_GIVEN RECORDS:_
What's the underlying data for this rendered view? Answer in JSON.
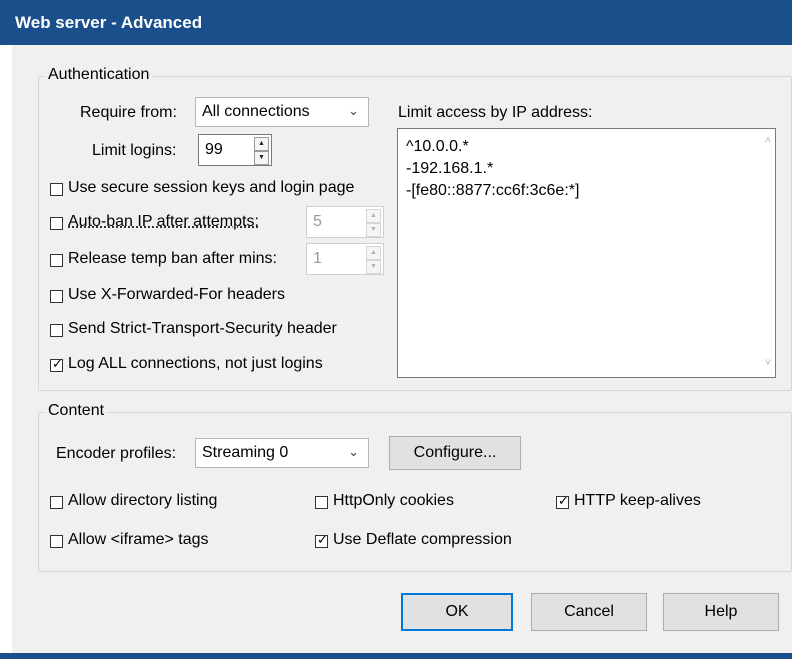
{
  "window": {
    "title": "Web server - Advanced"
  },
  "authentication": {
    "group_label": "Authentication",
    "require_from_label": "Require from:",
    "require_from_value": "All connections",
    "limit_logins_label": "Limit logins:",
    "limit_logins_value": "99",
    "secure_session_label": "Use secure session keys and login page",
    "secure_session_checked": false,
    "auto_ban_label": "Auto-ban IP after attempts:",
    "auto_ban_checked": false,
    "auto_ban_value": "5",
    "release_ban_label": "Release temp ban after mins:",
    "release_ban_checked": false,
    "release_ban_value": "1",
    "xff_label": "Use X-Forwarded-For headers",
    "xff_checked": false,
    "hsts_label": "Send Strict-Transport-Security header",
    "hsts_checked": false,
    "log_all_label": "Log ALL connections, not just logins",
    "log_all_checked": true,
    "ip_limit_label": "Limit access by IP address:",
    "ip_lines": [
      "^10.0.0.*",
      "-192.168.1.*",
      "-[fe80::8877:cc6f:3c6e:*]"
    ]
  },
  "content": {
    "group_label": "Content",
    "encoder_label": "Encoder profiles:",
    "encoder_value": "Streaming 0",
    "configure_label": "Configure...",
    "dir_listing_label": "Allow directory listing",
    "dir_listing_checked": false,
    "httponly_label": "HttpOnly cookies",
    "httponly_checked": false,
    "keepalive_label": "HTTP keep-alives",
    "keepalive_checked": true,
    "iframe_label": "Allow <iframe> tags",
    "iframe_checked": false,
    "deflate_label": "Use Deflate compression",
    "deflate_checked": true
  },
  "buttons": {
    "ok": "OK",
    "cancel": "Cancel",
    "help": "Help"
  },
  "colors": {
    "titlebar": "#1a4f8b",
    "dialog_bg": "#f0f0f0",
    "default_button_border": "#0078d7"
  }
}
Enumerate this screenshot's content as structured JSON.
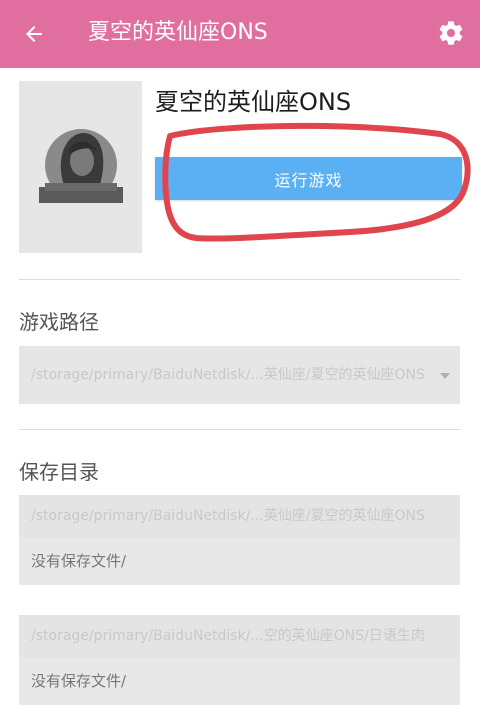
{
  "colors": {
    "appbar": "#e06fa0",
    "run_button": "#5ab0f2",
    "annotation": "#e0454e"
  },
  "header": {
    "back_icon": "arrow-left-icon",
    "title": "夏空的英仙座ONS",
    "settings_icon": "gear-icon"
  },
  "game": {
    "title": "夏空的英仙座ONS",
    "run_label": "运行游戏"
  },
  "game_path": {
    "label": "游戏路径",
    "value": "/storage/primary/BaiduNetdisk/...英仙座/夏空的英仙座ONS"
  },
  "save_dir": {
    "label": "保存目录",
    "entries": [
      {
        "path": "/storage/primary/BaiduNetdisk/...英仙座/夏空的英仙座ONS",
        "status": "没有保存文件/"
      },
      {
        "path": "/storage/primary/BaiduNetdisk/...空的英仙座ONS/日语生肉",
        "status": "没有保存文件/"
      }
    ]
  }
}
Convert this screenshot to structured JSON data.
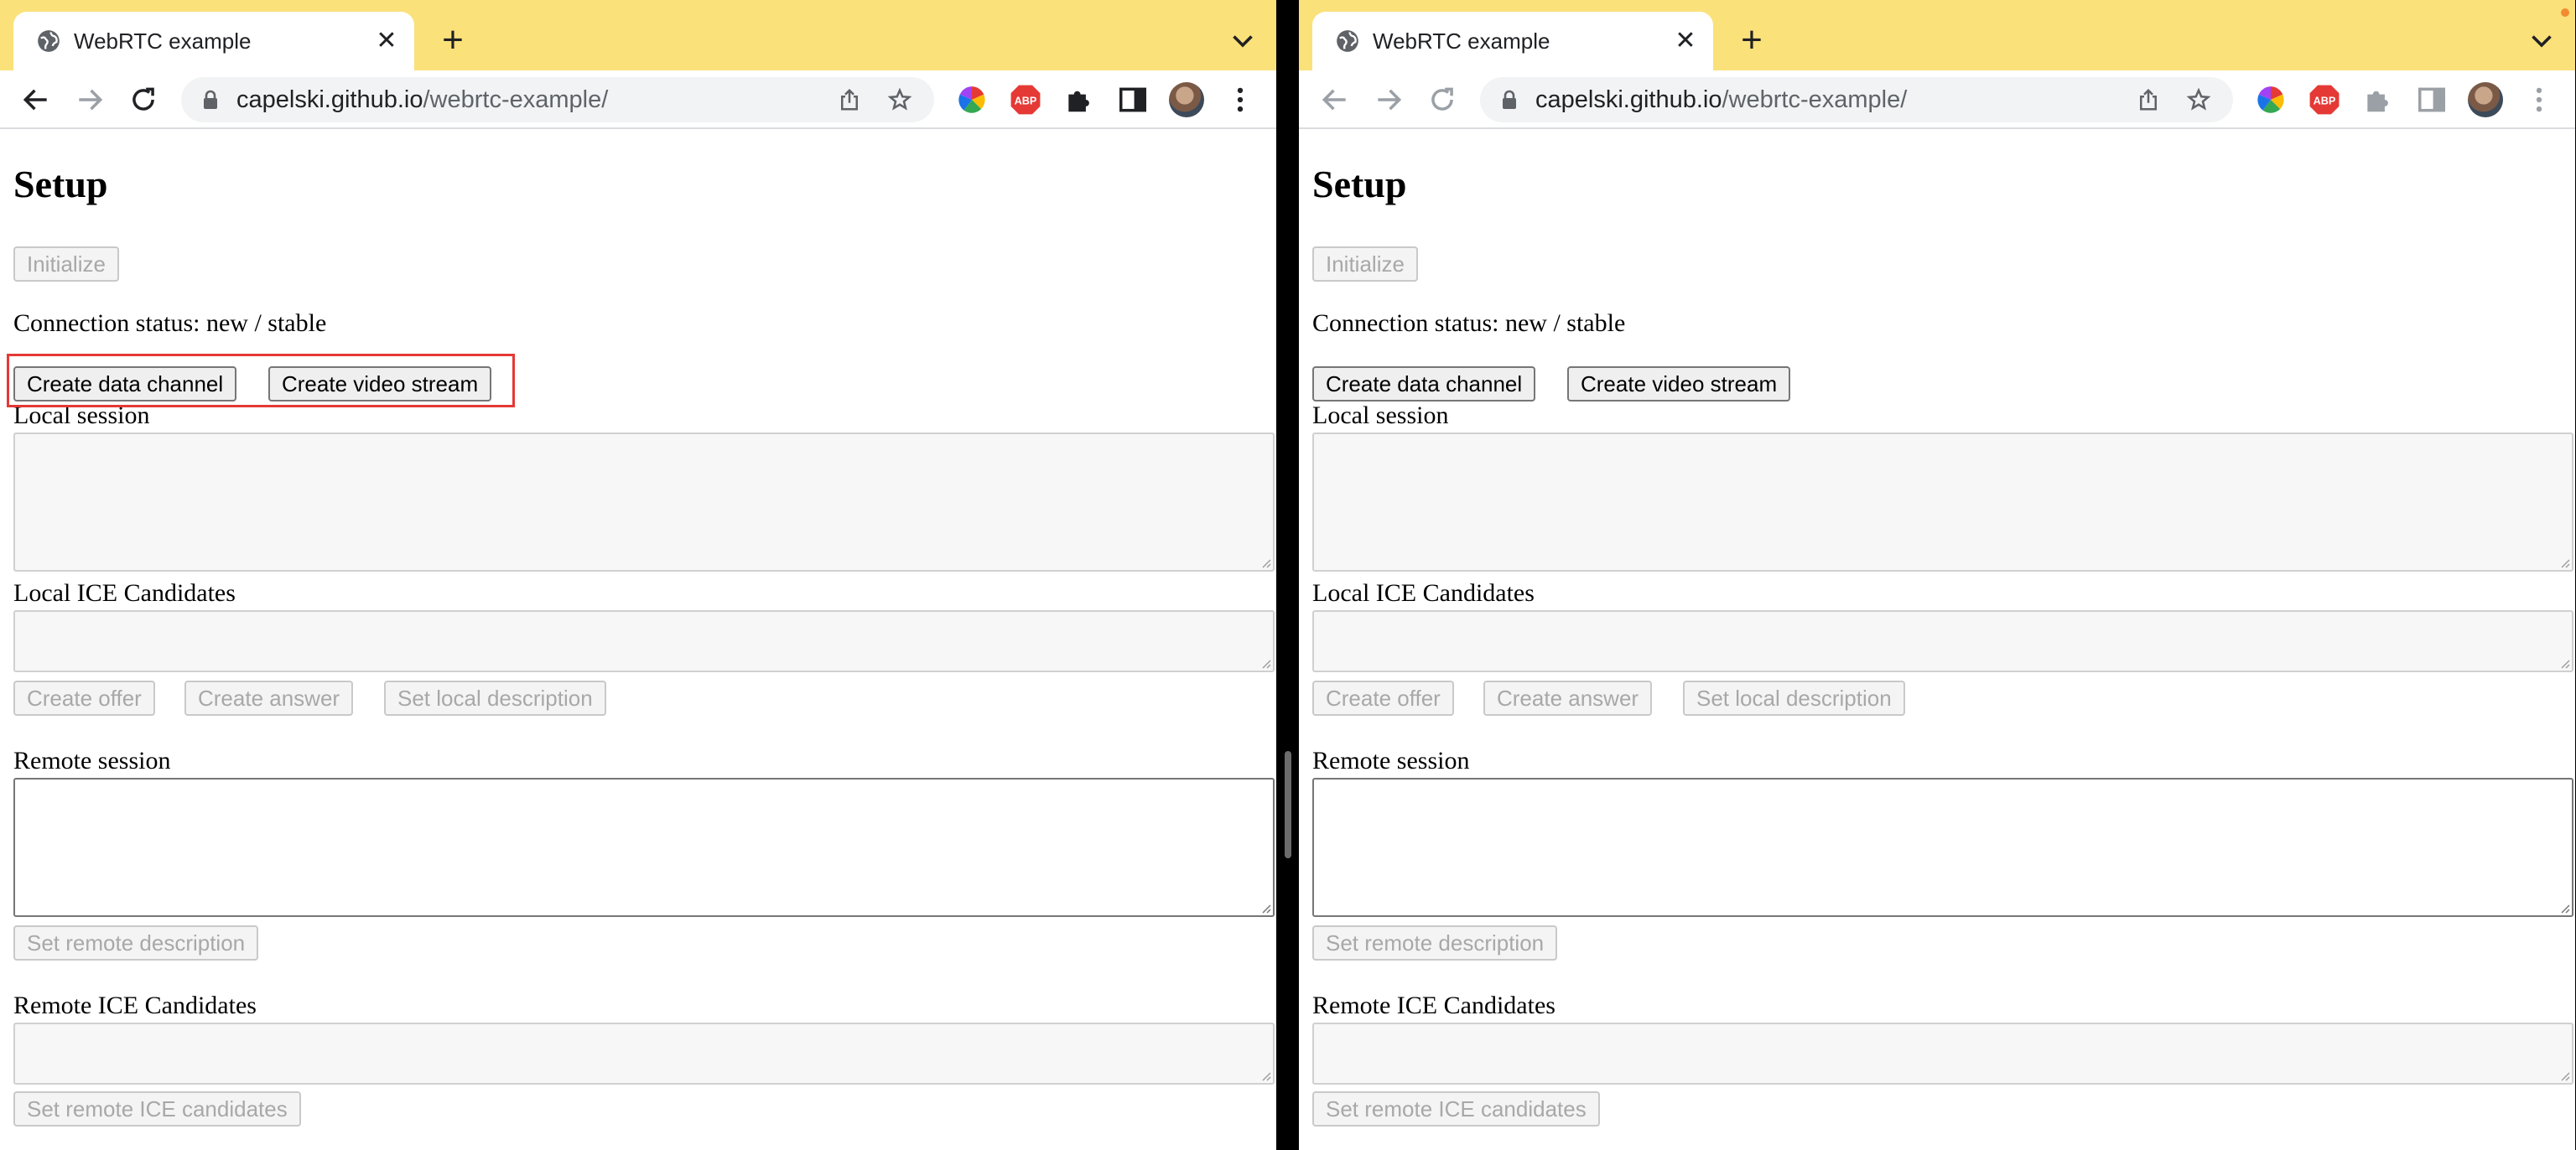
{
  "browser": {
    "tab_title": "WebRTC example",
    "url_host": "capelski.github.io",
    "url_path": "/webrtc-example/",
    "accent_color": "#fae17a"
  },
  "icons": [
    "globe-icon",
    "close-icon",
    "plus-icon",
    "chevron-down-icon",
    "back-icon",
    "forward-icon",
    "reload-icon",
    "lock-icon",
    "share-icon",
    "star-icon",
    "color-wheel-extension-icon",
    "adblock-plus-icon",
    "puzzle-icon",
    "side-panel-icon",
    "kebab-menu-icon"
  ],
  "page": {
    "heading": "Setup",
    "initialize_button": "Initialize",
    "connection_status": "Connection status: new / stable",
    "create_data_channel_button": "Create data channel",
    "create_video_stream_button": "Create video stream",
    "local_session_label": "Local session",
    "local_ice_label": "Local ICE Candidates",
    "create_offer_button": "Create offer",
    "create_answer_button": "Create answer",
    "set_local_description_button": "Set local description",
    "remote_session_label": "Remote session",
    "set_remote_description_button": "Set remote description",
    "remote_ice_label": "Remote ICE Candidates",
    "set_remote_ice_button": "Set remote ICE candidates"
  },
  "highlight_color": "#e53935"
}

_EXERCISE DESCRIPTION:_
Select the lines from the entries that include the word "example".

_RESULT:_
    "tab_title": "WebRTC example",
    "url_path": "/webrtc-example/",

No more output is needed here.